EXERCISE GOAL = Once you have read the entries, copy all of them exactly.

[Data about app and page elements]
= = = =
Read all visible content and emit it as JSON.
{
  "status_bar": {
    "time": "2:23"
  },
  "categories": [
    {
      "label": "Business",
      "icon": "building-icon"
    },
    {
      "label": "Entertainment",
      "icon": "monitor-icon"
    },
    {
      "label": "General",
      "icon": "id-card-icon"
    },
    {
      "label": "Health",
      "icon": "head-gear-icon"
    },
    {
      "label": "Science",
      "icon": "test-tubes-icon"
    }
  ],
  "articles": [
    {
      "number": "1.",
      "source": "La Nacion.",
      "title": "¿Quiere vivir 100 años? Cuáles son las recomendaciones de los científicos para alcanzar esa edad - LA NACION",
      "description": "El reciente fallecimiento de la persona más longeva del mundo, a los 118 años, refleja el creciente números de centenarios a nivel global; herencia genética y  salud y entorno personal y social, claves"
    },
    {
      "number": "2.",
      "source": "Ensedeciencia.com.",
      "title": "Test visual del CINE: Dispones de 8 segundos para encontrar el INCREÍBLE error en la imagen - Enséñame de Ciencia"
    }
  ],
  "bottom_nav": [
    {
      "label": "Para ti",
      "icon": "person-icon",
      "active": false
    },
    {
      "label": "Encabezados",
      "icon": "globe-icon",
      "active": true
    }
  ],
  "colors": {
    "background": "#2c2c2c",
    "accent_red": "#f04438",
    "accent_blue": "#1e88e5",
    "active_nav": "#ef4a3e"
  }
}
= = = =
RESPONSE AREA =
Read all visible content and emit it as JSON.
{
  "status_bar": {
    "time": "2:23"
  },
  "categories": [
    {
      "label": "Business",
      "icon": "building-icon"
    },
    {
      "label": "Entertainment",
      "icon": "monitor-icon"
    },
    {
      "label": "General",
      "icon": "id-card-icon"
    },
    {
      "label": "Health",
      "icon": "head-gear-icon"
    },
    {
      "label": "Science",
      "icon": "test-tubes-icon"
    }
  ],
  "articles": [
    {
      "number": "1.",
      "source": "La Nacion.",
      "title": "¿Quiere vivir 100 años? Cuáles son las recomendaciones de los científicos para alcanzar esa edad - LA NACION",
      "description": "El reciente fallecimiento de la persona más longeva del mundo, a los 118 años, refleja el creciente números de centenarios a nivel global; herencia genética y  salud y entorno personal y social, claves"
    },
    {
      "number": "2.",
      "source": "Ensedeciencia.com.",
      "title": "Test visual del CINE: Dispones de 8 segundos para encontrar el INCREÍBLE error en la imagen - Enséñame de Ciencia"
    }
  ],
  "bottom_nav": [
    {
      "label": "Para ti",
      "icon": "person-icon",
      "active": false
    },
    {
      "label": "Encabezados",
      "icon": "globe-icon",
      "active": true
    }
  ],
  "colors": {
    "background": "#2c2c2c",
    "accent_red": "#f04438",
    "accent_blue": "#1e88e5",
    "active_nav": "#ef4a3e"
  }
}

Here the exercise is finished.